Print all entries below exactly as they appear.

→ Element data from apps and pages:
══════════

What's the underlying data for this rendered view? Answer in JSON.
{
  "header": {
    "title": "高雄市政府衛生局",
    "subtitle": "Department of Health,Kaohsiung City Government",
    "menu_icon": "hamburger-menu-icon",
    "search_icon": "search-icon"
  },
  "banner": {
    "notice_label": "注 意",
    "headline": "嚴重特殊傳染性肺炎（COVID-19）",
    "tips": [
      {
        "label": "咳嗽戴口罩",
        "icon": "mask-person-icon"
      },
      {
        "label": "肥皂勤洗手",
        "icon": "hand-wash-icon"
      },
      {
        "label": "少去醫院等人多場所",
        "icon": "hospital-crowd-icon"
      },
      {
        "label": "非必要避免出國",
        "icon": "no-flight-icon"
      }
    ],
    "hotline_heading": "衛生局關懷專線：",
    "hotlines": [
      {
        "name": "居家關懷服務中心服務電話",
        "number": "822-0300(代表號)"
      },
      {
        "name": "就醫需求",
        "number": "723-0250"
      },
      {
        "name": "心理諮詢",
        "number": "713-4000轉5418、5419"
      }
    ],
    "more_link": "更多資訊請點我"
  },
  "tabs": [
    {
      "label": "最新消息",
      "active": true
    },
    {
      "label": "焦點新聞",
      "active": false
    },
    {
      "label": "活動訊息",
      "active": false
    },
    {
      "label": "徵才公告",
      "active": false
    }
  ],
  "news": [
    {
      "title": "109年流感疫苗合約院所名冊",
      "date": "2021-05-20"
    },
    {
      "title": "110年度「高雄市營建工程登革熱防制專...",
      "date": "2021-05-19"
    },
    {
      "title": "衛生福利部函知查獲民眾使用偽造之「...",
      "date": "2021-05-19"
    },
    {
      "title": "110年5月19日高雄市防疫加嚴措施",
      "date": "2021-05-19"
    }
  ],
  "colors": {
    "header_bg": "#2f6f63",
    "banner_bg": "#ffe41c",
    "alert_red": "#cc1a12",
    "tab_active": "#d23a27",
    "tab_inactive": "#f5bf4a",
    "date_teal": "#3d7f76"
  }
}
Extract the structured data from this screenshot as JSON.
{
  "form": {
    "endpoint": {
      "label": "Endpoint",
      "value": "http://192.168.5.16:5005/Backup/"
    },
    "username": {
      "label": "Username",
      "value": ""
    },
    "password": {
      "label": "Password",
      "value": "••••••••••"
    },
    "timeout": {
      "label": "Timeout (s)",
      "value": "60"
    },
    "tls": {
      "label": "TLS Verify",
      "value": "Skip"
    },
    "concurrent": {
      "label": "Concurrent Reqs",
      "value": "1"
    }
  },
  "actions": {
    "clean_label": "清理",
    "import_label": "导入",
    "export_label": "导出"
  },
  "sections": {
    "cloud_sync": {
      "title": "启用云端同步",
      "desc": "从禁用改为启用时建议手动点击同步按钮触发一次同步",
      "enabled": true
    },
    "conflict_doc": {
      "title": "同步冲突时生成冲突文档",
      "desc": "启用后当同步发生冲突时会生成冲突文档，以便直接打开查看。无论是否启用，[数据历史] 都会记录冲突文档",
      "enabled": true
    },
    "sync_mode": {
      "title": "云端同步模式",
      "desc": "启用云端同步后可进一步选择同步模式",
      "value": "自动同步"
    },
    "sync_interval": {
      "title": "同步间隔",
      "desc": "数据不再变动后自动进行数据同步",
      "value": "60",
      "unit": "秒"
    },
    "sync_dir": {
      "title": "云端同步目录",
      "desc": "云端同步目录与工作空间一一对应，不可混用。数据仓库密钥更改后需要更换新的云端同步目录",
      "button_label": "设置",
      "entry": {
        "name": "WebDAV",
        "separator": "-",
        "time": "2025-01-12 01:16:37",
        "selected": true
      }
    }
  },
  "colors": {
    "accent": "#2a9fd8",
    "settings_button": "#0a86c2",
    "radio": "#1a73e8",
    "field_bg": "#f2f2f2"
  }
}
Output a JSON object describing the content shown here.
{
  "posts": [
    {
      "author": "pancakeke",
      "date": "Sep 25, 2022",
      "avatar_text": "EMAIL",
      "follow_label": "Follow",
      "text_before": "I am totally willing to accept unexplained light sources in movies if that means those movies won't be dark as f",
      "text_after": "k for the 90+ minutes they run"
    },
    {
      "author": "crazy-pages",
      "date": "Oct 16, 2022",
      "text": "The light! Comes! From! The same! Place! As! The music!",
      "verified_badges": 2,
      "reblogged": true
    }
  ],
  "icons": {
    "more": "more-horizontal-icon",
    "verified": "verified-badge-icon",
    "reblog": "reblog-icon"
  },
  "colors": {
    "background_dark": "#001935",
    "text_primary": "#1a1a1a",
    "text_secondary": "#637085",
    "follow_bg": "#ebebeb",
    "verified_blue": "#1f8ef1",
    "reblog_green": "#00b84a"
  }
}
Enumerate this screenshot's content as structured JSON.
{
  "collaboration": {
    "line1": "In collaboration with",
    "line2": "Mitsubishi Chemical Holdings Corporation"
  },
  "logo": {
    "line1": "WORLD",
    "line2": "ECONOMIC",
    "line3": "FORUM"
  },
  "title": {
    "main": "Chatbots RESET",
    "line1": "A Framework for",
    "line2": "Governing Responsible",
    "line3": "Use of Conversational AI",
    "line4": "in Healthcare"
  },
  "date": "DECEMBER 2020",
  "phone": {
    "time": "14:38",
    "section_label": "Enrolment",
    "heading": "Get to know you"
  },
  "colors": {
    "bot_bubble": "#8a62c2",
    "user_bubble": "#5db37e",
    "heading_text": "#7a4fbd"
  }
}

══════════

→ ANSWER TO THE EXERCISE:
What's the underlying data for this rendered view? Answer in JSON.
{
  "header": {
    "title": "高雄市政府衛生局",
    "subtitle": "Department of Health,Kaohsiung City Government",
    "menu_icon": "hamburger-menu-icon",
    "search_icon": "search-icon"
  },
  "banner": {
    "notice_label": "注 意",
    "headline": "嚴重特殊傳染性肺炎（COVID-19）",
    "tips": [
      {
        "label": "咳嗽戴口罩",
        "icon": "mask-person-icon"
      },
      {
        "label": "肥皂勤洗手",
        "icon": "hand-wash-icon"
      },
      {
        "label": "少去醫院等人多場所",
        "icon": "hospital-crowd-icon"
      },
      {
        "label": "非必要避免出國",
        "icon": "no-flight-icon"
      }
    ],
    "hotline_heading": "衛生局關懷專線：",
    "hotlines": [
      {
        "name": "居家關懷服務中心服務電話",
        "number": "822-0300(代表號)"
      },
      {
        "name": "就醫需求",
        "number": "723-0250"
      },
      {
        "name": "心理諮詢",
        "number": "713-4000轉5418、5419"
      }
    ],
    "more_link": "更多資訊請點我"
  },
  "tabs": [
    {
      "label": "最新消息",
      "active": true
    },
    {
      "label": "焦點新聞",
      "active": false
    },
    {
      "label": "活動訊息",
      "active": false
    },
    {
      "label": "徵才公告",
      "active": false
    }
  ],
  "news": [
    {
      "title": "109年流感疫苗合約院所名冊",
      "date": "2021-05-20"
    },
    {
      "title": "110年度「高雄市營建工程登革熱防制專...",
      "date": "2021-05-19"
    },
    {
      "title": "衛生福利部函知查獲民眾使用偽造之「...",
      "date": "2021-05-19"
    },
    {
      "title": "110年5月19日高雄市防疫加嚴措施",
      "date": "2021-05-19"
    }
  ],
  "colors": {
    "header_bg": "#2f6f63",
    "banner_bg": "#ffe41c",
    "alert_red": "#cc1a12",
    "tab_active": "#d23a27",
    "tab_inactive": "#f5bf4a",
    "date_teal": "#3d7f76"
  }
}
Extract the structured data from this screenshot as JSON.
{
  "form": {
    "endpoint": {
      "label": "Endpoint",
      "value": "http://192.168.5.16:5005/Backup/"
    },
    "username": {
      "label": "Username",
      "value": ""
    },
    "password": {
      "label": "Password",
      "value": "••••••••••"
    },
    "timeout": {
      "label": "Timeout (s)",
      "value": "60"
    },
    "tls": {
      "label": "TLS Verify",
      "value": "Skip"
    },
    "concurrent": {
      "label": "Concurrent Reqs",
      "value": "1"
    }
  },
  "actions": {
    "clean_label": "清理",
    "import_label": "导入",
    "export_label": "导出"
  },
  "sections": {
    "cloud_sync": {
      "title": "启用云端同步",
      "desc": "从禁用改为启用时建议手动点击同步按钮触发一次同步",
      "enabled": true
    },
    "conflict_doc": {
      "title": "同步冲突时生成冲突文档",
      "desc": "启用后当同步发生冲突时会生成冲突文档，以便直接打开查看。无论是否启用，[数据历史] 都会记录冲突文档",
      "enabled": true
    },
    "sync_mode": {
      "title": "云端同步模式",
      "desc": "启用云端同步后可进一步选择同步模式",
      "value": "自动同步"
    },
    "sync_interval": {
      "title": "同步间隔",
      "desc": "数据不再变动后自动进行数据同步",
      "value": "60",
      "unit": "秒"
    },
    "sync_dir": {
      "title": "云端同步目录",
      "desc": "云端同步目录与工作空间一一对应，不可混用。数据仓库密钥更改后需要更换新的云端同步目录",
      "button_label": "设置",
      "entry": {
        "name": "WebDAV",
        "separator": "-",
        "time": "2025-01-12 01:16:37",
        "selected": true
      }
    }
  },
  "colors": {
    "accent": "#2a9fd8",
    "settings_button": "#0a86c2",
    "radio": "#1a73e8",
    "field_bg": "#f2f2f2"
  }
}
Output a JSON object describing the content shown here.
{
  "posts": [
    {
      "author": "pancakeke",
      "date": "Sep 25, 2022",
      "avatar_text": "EMAIL",
      "follow_label": "Follow",
      "text_before": "I am totally willing to accept unexplained light sources in movies if that means those movies won't be dark as f",
      "text_after": "k for the 90+ minutes they run"
    },
    {
      "author": "crazy-pages",
      "date": "Oct 16, 2022",
      "text": "The light! Comes! From! The same! Place! As! The music!",
      "verified_badges": 2,
      "reblogged": true
    }
  ],
  "icons": {
    "more": "more-horizontal-icon",
    "verified": "verified-badge-icon",
    "reblog": "reblog-icon"
  },
  "colors": {
    "background_dark": "#001935",
    "text_primary": "#1a1a1a",
    "text_secondary": "#637085",
    "follow_bg": "#ebebeb",
    "verified_blue": "#1f8ef1",
    "reblog_green": "#00b84a"
  }
}
Enumerate this screenshot's content as structured JSON.
{
  "collaboration": {
    "line1": "In collaboration with",
    "line2": "Mitsubishi Chemical Holdings Corporation"
  },
  "logo": {
    "line1": "WORLD",
    "line2": "ECONOMIC",
    "line3": "FORUM"
  },
  "title": {
    "main": "Chatbots RESET",
    "line1": "A Framework for",
    "line2": "Governing Responsible",
    "line3": "Use of Conversational AI",
    "line4": "in Healthcare"
  },
  "date": "DECEMBER 2020",
  "phone": {
    "time": "14:38",
    "section_label": "Enrolment",
    "heading": "Get to know you"
  },
  "colors": {
    "bot_bubble": "#8a62c2",
    "user_bubble": "#5db37e",
    "heading_text": "#7a4fbd"
  }
}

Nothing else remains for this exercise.